### Data records
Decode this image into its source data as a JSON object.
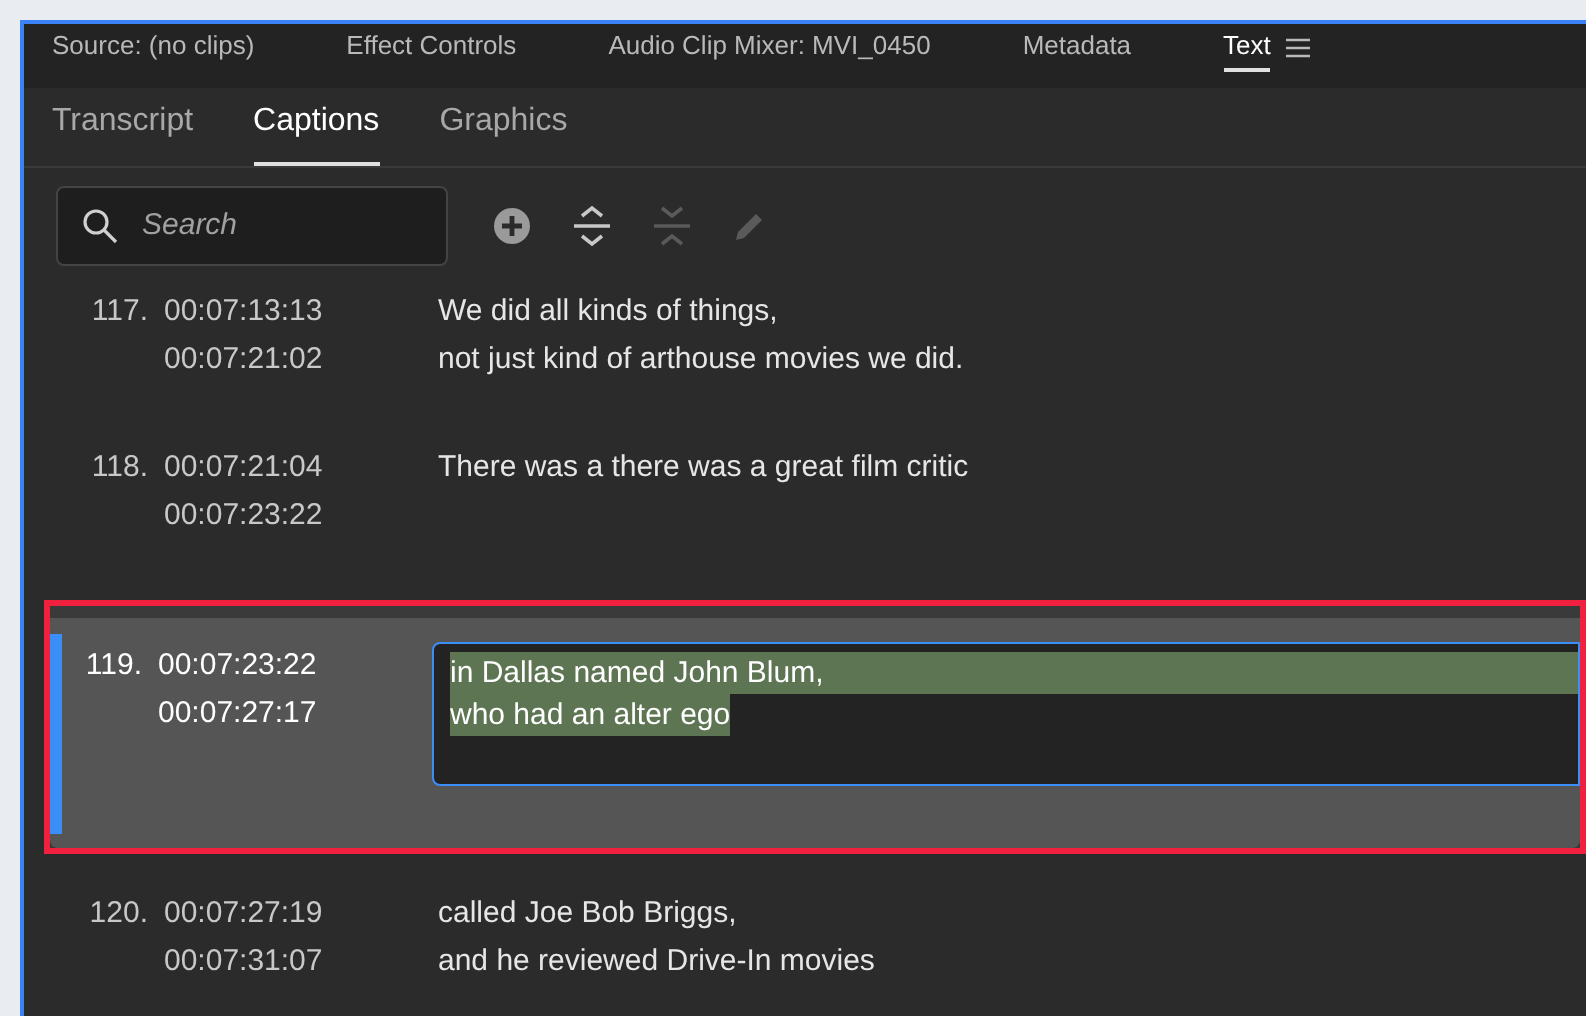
{
  "panel_tabs": [
    {
      "label": "Source: (no clips)",
      "selected": false
    },
    {
      "label": "Effect Controls",
      "selected": false
    },
    {
      "label": "Audio Clip Mixer: MVI_0450",
      "selected": false
    },
    {
      "label": "Metadata",
      "selected": false
    },
    {
      "label": "Text",
      "selected": true
    }
  ],
  "sub_tabs": [
    {
      "label": "Transcript",
      "selected": false
    },
    {
      "label": "Captions",
      "selected": true
    },
    {
      "label": "Graphics",
      "selected": false
    }
  ],
  "search": {
    "placeholder": "Search"
  },
  "toolbar": [
    {
      "kind": "add",
      "disabled": false
    },
    {
      "kind": "split",
      "disabled": false
    },
    {
      "kind": "merge",
      "disabled": true
    },
    {
      "kind": "edit",
      "disabled": true
    }
  ],
  "captions": [
    {
      "number": "117.",
      "start": "00:07:13:13",
      "end": "00:07:21:02",
      "lines": [
        "We did all kinds of things,",
        "not just kind of arthouse movies we did."
      ],
      "selected": false,
      "editing": false
    },
    {
      "number": "118.",
      "start": "00:07:21:04",
      "end": "00:07:23:22",
      "lines": [
        "There was a there was a great film critic"
      ],
      "selected": false,
      "editing": false
    },
    {
      "number": "119.",
      "start": "00:07:23:22",
      "end": "00:07:27:17",
      "lines": [
        "in Dallas named John Blum,",
        "who had an alter ego"
      ],
      "selected": true,
      "editing": true
    },
    {
      "number": "120.",
      "start": "00:07:27:19",
      "end": "00:07:31:07",
      "lines": [
        "called Joe Bob Briggs,",
        "and he reviewed Drive-In movies"
      ],
      "selected": false,
      "editing": false
    }
  ]
}
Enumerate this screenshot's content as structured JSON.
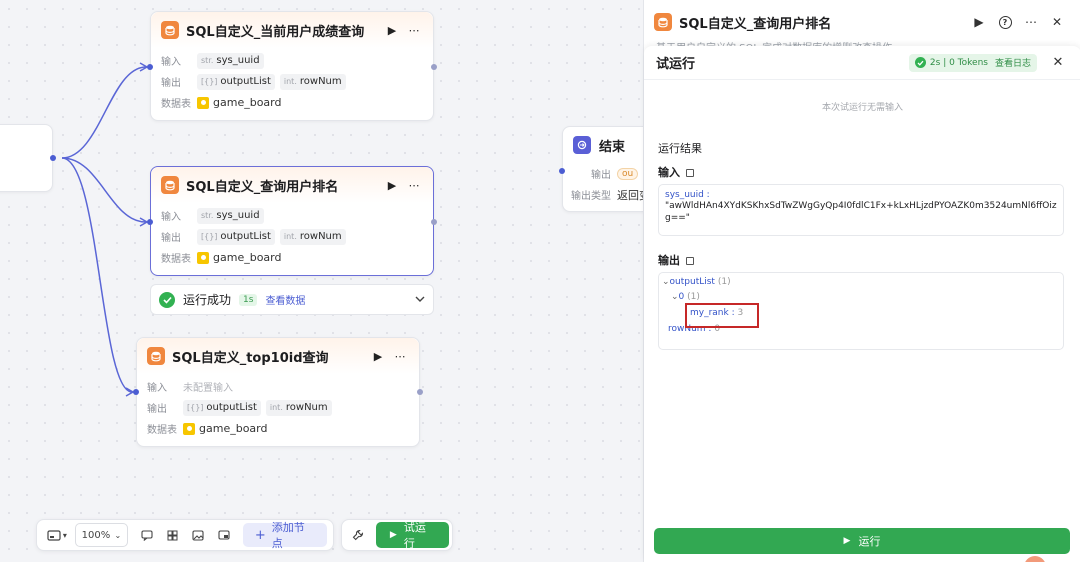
{
  "canvas": {
    "nodes": [
      {
        "title": "SQL自定义_当前用户成绩查询",
        "input_label": "输入",
        "input_type": "str.",
        "input_value": "sys_uuid",
        "output_label": "输出",
        "out1_type": "[{}]",
        "out1": "outputList",
        "out2_type": "int.",
        "out2": "rowNum",
        "table_label": "数据表",
        "table": "game_board"
      },
      {
        "title": "SQL自定义_查询用户排名",
        "input_label": "输入",
        "input_type": "str.",
        "input_value": "sys_uuid",
        "output_label": "输出",
        "out1_type": "[{}]",
        "out1": "outputList",
        "out2_type": "int.",
        "out2": "rowNum",
        "table_label": "数据表",
        "table": "game_board"
      },
      {
        "title": "SQL自定义_top10id查询",
        "input_label": "输入",
        "input_value": "未配置输入",
        "output_label": "输出",
        "out1_type": "[{}]",
        "out1": "outputList",
        "out2_type": "int.",
        "out2": "rowNum",
        "table_label": "数据表",
        "table": "game_board"
      }
    ],
    "success": {
      "text": "运行成功",
      "duration": "1s",
      "link": "查看数据"
    },
    "end_node": {
      "title": "结束",
      "output_label": "输出",
      "output_chip": "ou",
      "type_label": "输出类型",
      "type_value": "返回变"
    }
  },
  "toolbar": {
    "zoom": "100%",
    "add_node": "添加节点",
    "try_run": "试运行"
  },
  "panel": {
    "title": "SQL自定义_查询用户排名",
    "desc_peek": "基于用户自定义的 SQL 完成对数据库的增删改查操作",
    "run": {
      "title": "试运行",
      "stat": "2s | 0 Tokens",
      "log_link": "查看日志",
      "no_input": "本次试运行无需输入",
      "result_label": "运行结果",
      "input_label": "输入",
      "input_key": "sys_uuid :",
      "input_value": "\"awWldHAn4XYdKSKhxSdTwZWgGyQp4I0fdlC1Fx+kLxHLjzdPYOAZK0m3524umNl6ffOizg==\"",
      "output_label": "输出",
      "tree": {
        "root": "outputList",
        "root_count": "(1)",
        "idx": "0",
        "idx_count": "(1)",
        "rank_key": "my_rank :",
        "rank_value": "3",
        "rownum_key": "rowNum :",
        "rownum_value": "0"
      },
      "run_button": "运行"
    }
  },
  "colors": {
    "accent": "#4b5dd2",
    "success": "#32a852",
    "db_icon": "#f0873e",
    "highlight": "#c62828"
  }
}
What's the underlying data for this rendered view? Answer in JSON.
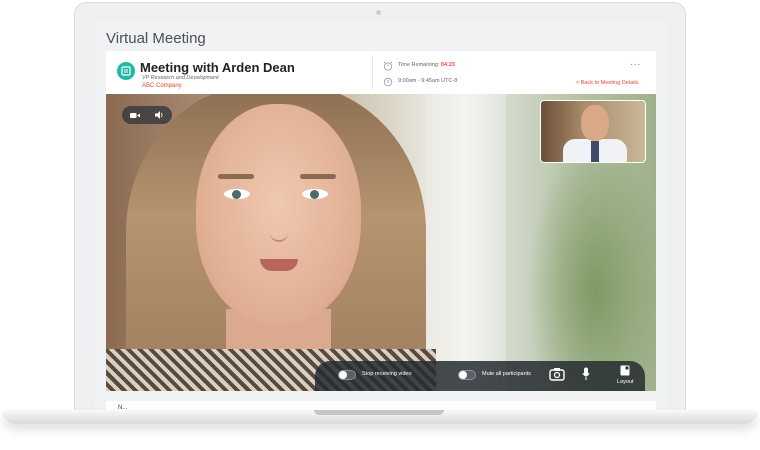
{
  "app_title": "Virtual Meeting",
  "meeting": {
    "title": "Meeting with Arden Dean",
    "role": "VP Research and Development",
    "company": "ABC Company"
  },
  "schedule": {
    "time_remaining_label": "Time Remaining:",
    "time_remaining_value": "04:23",
    "time_range": "9:00am - 9:45am UTC-8",
    "back_link": "< Back to Meeting Details",
    "more_label": "..."
  },
  "controls": {
    "stop_video_label": "Stop receiving video",
    "mute_all_label": "Mute all participants",
    "layout_label": "Layout"
  },
  "below": {
    "text": "N..."
  },
  "colors": {
    "accent": "#e64a2e",
    "teal": "#23b7a6"
  }
}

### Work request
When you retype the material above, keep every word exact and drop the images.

### Result of this task
Decode this image into its source data as a JSON object.
{
  "panel_tabs": [
    {
      "label": "Source: (no clips)",
      "selected": false
    },
    {
      "label": "Effect Controls",
      "selected": false
    },
    {
      "label": "Audio Clip Mixer: MVI_0450",
      "selected": false
    },
    {
      "label": "Metadata",
      "selected": false
    },
    {
      "label": "Text",
      "selected": true
    }
  ],
  "sub_tabs": [
    {
      "label": "Transcript",
      "selected": false
    },
    {
      "label": "Captions",
      "selected": true
    },
    {
      "label": "Graphics",
      "selected": false
    }
  ],
  "search": {
    "placeholder": "Search"
  },
  "toolbar": [
    {
      "kind": "add",
      "disabled": false
    },
    {
      "kind": "split",
      "disabled": false
    },
    {
      "kind": "merge",
      "disabled": true
    },
    {
      "kind": "edit",
      "disabled": true
    }
  ],
  "captions": [
    {
      "number": "117.",
      "start": "00:07:13:13",
      "end": "00:07:21:02",
      "lines": [
        "We did all kinds of things,",
        "not just kind of arthouse movies we did."
      ],
      "selected": false,
      "editing": false
    },
    {
      "number": "118.",
      "start": "00:07:21:04",
      "end": "00:07:23:22",
      "lines": [
        "There was a there was a great film critic"
      ],
      "selected": false,
      "editing": false
    },
    {
      "number": "119.",
      "start": "00:07:23:22",
      "end": "00:07:27:17",
      "lines": [
        "in Dallas named John Blum,",
        "who had an alter ego"
      ],
      "selected": true,
      "editing": true
    },
    {
      "number": "120.",
      "start": "00:07:27:19",
      "end": "00:07:31:07",
      "lines": [
        "called Joe Bob Briggs,",
        "and he reviewed Drive-In movies"
      ],
      "selected": false,
      "editing": false
    }
  ]
}
Enumerate this screenshot's content as structured JSON.
{
  "canvas": {
    "nodes": [
      {
        "title": "SQL自定义_当前用户成绩查询",
        "input_label": "输入",
        "input_type": "str.",
        "input_value": "sys_uuid",
        "output_label": "输出",
        "out1_type": "[{}]",
        "out1": "outputList",
        "out2_type": "int.",
        "out2": "rowNum",
        "table_label": "数据表",
        "table": "game_board"
      },
      {
        "title": "SQL自定义_查询用户排名",
        "input_label": "输入",
        "input_type": "str.",
        "input_value": "sys_uuid",
        "output_label": "输出",
        "out1_type": "[{}]",
        "out1": "outputList",
        "out2_type": "int.",
        "out2": "rowNum",
        "table_label": "数据表",
        "table": "game_board"
      },
      {
        "title": "SQL自定义_top10id查询",
        "input_label": "输入",
        "input_value": "未配置输入",
        "output_label": "输出",
        "out1_type": "[{}]",
        "out1": "outputList",
        "out2_type": "int.",
        "out2": "rowNum",
        "table_label": "数据表",
        "table": "game_board"
      }
    ],
    "success": {
      "text": "运行成功",
      "duration": "1s",
      "link": "查看数据"
    },
    "end_node": {
      "title": "结束",
      "output_label": "输出",
      "output_chip": "ou",
      "type_label": "输出类型",
      "type_value": "返回变"
    }
  },
  "toolbar": {
    "zoom": "100%",
    "add_node": "添加节点",
    "try_run": "试运行"
  },
  "panel": {
    "title": "SQL自定义_查询用户排名",
    "desc_peek": "基于用户自定义的 SQL 完成对数据库的增删改查操作",
    "run": {
      "title": "试运行",
      "stat": "2s | 0 Tokens",
      "log_link": "查看日志",
      "no_input": "本次试运行无需输入",
      "result_label": "运行结果",
      "input_label": "输入",
      "input_key": "sys_uuid :",
      "input_value": "\"awWldHAn4XYdKSKhxSdTwZWgGyQp4I0fdlC1Fx+kLxHLjzdPYOAZK0m3524umNl6ffOizg==\"",
      "output_label": "输出",
      "tree": {
        "root": "outputList",
        "root_count": "(1)",
        "idx": "0",
        "idx_count": "(1)",
        "rank_key": "my_rank :",
        "rank_value": "3",
        "rownum_key": "rowNum :",
        "rownum_value": "0"
      },
      "run_button": "运行"
    }
  },
  "colors": {
    "accent": "#4b5dd2",
    "success": "#32a852",
    "db_icon": "#f0873e",
    "highlight": "#c62828"
  }
}
What's the underlying data for this rendered view? Answer in JSON.
{
  "app_title": "Virtual Meeting",
  "meeting": {
    "title": "Meeting with Arden Dean",
    "role": "VP Research and Development",
    "company": "ABC Company"
  },
  "schedule": {
    "time_remaining_label": "Time Remaining:",
    "time_remaining_value": "04:23",
    "time_range": "9:00am - 9:45am UTC-8",
    "back_link": "< Back to Meeting Details",
    "more_label": "..."
  },
  "controls": {
    "stop_video_label": "Stop receiving video",
    "mute_all_label": "Mute all participants",
    "layout_label": "Layout"
  },
  "below": {
    "text": "N..."
  },
  "colors": {
    "accent": "#e64a2e",
    "teal": "#23b7a6"
  }
}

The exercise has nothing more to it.